DATA PROVIDED:
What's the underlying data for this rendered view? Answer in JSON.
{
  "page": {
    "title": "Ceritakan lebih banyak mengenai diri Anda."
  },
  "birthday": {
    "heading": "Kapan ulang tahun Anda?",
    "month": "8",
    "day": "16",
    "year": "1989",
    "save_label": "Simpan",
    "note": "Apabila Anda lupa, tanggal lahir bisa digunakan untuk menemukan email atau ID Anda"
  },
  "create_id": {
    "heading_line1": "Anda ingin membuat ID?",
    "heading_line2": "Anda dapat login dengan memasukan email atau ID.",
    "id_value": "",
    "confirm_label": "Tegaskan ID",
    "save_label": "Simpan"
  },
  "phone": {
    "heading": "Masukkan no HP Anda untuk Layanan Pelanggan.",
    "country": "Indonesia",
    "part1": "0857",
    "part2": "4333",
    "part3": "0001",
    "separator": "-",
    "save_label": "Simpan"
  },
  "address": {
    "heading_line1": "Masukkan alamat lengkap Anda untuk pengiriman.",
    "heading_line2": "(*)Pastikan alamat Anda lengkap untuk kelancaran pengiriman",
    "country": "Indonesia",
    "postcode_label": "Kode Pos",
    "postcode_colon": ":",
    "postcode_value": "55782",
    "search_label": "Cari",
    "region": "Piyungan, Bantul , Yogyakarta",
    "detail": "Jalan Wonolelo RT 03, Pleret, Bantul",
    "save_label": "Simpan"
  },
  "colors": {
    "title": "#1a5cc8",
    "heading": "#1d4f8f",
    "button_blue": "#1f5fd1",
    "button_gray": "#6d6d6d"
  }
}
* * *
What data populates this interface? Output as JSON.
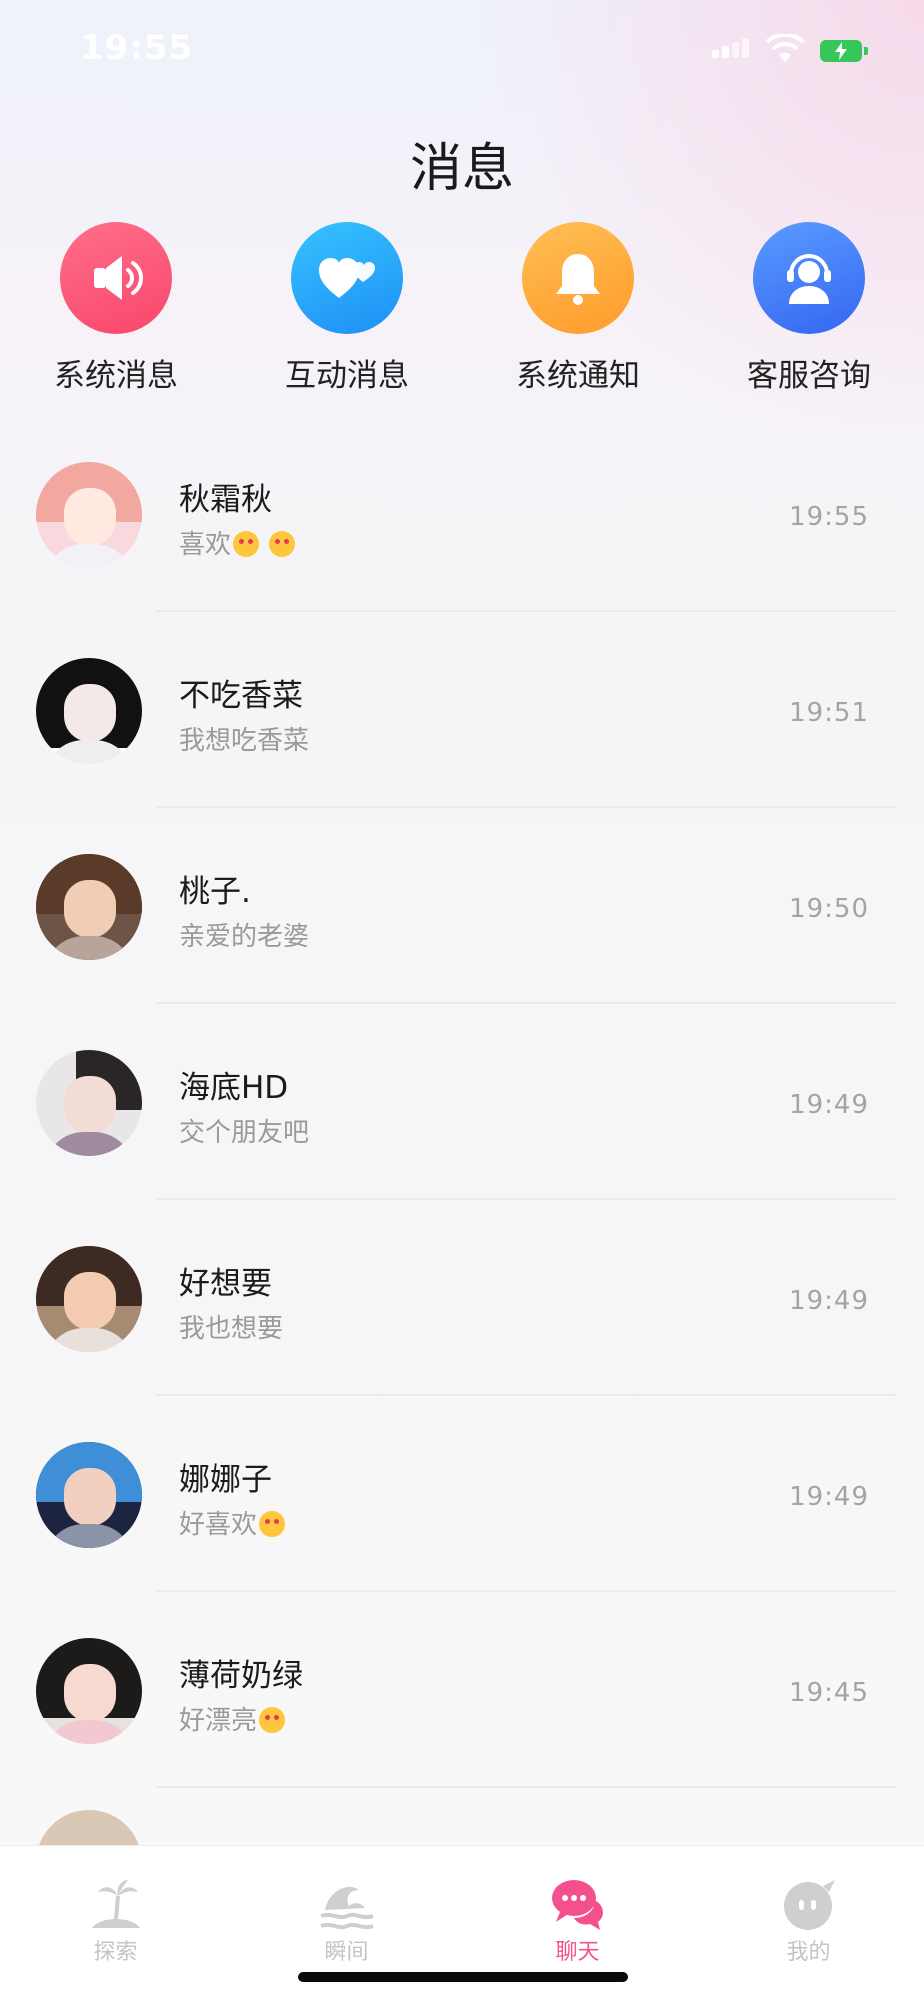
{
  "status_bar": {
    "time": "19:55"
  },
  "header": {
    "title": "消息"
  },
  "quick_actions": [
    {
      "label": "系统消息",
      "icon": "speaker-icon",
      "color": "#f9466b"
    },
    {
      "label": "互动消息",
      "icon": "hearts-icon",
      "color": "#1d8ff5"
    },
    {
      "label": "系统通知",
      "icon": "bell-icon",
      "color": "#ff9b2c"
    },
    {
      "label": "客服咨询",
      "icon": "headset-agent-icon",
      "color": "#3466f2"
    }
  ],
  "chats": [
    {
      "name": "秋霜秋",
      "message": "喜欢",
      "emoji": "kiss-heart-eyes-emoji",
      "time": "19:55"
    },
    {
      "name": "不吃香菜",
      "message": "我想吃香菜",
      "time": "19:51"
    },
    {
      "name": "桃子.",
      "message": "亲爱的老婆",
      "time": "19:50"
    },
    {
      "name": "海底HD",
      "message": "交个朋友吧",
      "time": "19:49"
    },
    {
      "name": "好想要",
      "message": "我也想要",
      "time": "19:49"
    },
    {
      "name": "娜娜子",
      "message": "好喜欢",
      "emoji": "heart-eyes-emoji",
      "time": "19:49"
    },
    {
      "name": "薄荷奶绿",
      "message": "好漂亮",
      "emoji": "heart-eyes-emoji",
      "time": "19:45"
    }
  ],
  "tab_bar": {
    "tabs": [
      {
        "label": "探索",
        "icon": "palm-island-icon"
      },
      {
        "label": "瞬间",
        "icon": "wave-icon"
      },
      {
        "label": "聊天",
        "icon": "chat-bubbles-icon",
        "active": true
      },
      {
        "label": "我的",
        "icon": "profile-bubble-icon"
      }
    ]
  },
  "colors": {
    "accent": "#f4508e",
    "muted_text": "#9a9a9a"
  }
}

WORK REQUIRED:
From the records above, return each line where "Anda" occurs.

RESULT BELOW:
    "title": "Ceritakan lebih banyak mengenai diri Anda."
    "heading": "Kapan ulang tahun Anda?",
    "note": "Apabila Anda lupa, tanggal lahir bisa digunakan untuk menemukan email atau ID Anda"
    "heading_line1": "Anda ingin membuat ID?",
    "heading_line2": "Anda dapat login dengan memasukan email atau ID.",
    "heading": "Masukkan no HP Anda untuk Layanan Pelanggan.",
    "heading_line1": "Masukkan alamat lengkap Anda untuk pengiriman.",
    "heading_line2": "(*)Pastikan alamat Anda lengkap untuk kelancaran pengiriman",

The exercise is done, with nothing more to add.